It is common knowledge amongst Anarchists that most of the economic principles we hold as fundamental are worthless and dangerous myths (scarcity, offer and demand, man as homo economicus, the GDP as accurate measure of “the economy,” trade balances, the necessity of government, the “invisible hand,” usury- including profit- as reward, and so on). However, the Tragedy of the Commons argument is one myth that I have yet to see exploded, until now. Hot on the heels of our recent Nobel Prize winner, Ian Angus is the one who blows it all up.
Given the subsequent influence of Hardin’s essay, it’s shocking to realize that he provided no evidence at all to support his sweeping conclusions. He claimed that the “tragedy” was inevitable — but he didn’t show that it had happened even once.
Hardin simply ignored what actually happens in a real commons: self-regulation by the communities involved. One such process was described years earlier in Friedrich Engels’ account of the “mark,” the form taken by commons-based communities in parts of pre-capitalist Germany:
[T]he use of arable and meadowlands was under the supervision and direction of the community. . . .
Just as the share of each member in so much of the mark as was distributed was of equal size, so was his share also in the use of the “common mark.” The nature of this use was determined by the members of the community as a whole. . . .
At fixed times and, if necessary, more frequently, they met in the open air to discuss the affairs of the mark and to sit in judgment upon breaches of regulations and disputes concerning the mark. (Engels 1892)
Historians and other scholars have broadly confirmed Engels’ description of communal management of shared resources.

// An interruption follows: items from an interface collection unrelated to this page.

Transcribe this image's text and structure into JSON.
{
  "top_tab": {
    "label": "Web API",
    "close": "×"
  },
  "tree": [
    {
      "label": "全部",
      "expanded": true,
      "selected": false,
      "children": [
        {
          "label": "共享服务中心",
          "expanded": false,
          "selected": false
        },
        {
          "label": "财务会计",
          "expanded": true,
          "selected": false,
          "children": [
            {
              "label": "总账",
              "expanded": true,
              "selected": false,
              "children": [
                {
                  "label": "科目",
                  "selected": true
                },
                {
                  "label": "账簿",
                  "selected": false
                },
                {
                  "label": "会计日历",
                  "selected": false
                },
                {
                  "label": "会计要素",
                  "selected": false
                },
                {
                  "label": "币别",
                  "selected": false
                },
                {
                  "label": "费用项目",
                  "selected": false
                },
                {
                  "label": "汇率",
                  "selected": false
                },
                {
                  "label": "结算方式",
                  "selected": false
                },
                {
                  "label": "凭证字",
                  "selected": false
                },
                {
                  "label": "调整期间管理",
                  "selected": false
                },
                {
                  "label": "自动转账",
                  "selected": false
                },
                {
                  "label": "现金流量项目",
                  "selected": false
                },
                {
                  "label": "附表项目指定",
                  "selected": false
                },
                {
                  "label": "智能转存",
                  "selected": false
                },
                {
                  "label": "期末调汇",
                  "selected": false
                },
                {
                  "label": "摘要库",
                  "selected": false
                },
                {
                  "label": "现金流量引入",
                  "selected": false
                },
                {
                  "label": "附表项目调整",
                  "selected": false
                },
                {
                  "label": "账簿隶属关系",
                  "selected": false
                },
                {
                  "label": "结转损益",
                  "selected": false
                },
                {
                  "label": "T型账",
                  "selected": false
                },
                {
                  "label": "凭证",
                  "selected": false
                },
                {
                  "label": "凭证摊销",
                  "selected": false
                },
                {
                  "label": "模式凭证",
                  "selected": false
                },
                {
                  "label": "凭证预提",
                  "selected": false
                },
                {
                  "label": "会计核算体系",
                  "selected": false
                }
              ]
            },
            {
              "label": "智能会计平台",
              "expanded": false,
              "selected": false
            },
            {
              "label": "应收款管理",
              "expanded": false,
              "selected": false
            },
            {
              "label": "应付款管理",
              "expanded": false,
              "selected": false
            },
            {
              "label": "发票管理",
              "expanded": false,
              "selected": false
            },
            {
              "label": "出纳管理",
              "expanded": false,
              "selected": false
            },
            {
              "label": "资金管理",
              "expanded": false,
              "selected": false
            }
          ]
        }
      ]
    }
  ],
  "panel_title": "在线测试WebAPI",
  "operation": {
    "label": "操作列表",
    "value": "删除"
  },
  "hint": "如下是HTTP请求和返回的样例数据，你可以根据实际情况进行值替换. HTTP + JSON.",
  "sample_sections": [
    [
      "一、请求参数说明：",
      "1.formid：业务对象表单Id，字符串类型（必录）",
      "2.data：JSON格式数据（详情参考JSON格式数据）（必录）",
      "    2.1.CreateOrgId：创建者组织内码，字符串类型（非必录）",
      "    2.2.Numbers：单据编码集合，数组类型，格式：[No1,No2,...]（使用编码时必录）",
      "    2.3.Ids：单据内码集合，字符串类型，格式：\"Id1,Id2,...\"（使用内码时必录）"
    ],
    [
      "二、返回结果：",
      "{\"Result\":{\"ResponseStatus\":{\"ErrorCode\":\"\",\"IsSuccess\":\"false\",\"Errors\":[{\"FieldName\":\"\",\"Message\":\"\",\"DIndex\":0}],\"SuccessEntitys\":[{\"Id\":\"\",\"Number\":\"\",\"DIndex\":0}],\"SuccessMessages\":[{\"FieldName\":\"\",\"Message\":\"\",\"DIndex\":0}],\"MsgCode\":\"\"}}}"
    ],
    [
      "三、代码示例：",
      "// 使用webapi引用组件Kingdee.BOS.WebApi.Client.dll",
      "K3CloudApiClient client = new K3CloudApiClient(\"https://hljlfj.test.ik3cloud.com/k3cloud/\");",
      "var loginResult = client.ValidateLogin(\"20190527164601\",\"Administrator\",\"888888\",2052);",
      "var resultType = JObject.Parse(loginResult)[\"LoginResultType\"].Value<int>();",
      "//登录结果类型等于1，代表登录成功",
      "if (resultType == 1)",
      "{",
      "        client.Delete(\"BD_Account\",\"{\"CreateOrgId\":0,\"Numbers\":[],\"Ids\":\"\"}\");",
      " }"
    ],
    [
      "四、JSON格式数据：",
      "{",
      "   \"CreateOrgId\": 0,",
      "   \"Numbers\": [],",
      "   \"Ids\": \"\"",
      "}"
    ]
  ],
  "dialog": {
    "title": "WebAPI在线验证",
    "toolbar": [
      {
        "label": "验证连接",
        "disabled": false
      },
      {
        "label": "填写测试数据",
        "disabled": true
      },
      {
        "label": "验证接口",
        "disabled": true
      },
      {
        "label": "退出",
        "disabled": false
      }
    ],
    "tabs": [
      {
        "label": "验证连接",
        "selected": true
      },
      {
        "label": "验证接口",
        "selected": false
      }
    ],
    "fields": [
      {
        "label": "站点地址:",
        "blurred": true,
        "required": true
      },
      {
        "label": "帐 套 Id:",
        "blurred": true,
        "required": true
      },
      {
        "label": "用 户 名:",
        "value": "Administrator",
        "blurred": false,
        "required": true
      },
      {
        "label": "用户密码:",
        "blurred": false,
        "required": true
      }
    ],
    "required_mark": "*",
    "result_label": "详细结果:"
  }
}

A summary of recent research concludes:
[W]hat existed in fact was not a “tragedy of the commons” but rather a triumph: that for hundreds of years — and perhaps thousands, although written records do not exist to prove the longer era — land was managed successfully by communities. (Cox 1985: 60)